The latest financial guru to call the housing bubble is Robert Shiller, famous for actually calling the internet bubble in real time. But his latest book, The Subprime Solution, seems to imply that he called the housing bubble. I haven't read the book, but blurbatious Lawrence Summers says "Robert Shiller is two for two in predicting and identifying bubbles that will burst". The WSJ book review notes "He was among the first well-known economists to predict that the U.S. housing boom would end with crashing prices." These comments are lacking concrete references.
So I'm looking at Irrational Exuberance, 2nd edition, written in 2005. There's a neat graph of housing prices from 1890 to 2005, and there is a sharp increase in the years 1997-2005. But then there's lots of 'buts', 'ifs', and 'yets': prices went up a lot after WW2 and didn't collapse, the rise is much less than the internet bubble, etc. The most definitive statement he makes is that 'housing is looking like a bad long-term investment relative to the stock market'...but then immediately qualifies this by noting the tax benefits of owning a home, and the implicit dividends of living in a home.
He was intrigued about the home price increase, but that's about it. He gave the typical economist 'on the one hand...on the other hand...' prediction.
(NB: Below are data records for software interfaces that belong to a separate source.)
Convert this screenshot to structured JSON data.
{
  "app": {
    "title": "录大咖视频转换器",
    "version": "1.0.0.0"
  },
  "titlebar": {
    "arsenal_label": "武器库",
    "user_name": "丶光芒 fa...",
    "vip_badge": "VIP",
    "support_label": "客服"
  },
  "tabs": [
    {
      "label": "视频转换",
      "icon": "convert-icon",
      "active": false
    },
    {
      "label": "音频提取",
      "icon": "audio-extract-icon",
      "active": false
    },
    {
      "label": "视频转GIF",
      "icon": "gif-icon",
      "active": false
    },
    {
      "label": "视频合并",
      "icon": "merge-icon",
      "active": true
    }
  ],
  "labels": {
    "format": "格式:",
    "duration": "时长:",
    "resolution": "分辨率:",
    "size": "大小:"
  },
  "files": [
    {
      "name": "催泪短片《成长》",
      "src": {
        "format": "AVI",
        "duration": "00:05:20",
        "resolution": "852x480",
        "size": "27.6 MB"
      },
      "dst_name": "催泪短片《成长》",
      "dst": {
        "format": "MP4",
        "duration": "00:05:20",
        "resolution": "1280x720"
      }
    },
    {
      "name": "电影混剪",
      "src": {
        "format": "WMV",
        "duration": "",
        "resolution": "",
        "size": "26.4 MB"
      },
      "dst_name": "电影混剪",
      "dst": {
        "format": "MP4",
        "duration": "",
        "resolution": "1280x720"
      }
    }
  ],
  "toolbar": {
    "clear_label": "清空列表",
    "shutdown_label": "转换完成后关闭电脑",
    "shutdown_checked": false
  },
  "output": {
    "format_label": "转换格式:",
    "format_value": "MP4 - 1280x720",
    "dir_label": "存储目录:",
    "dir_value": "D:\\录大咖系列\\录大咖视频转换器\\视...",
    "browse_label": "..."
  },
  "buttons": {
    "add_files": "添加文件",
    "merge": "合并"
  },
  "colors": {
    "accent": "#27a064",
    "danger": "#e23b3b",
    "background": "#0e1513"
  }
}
He was not 'short housing', just wary about its long run investment potential, which one could say about everything.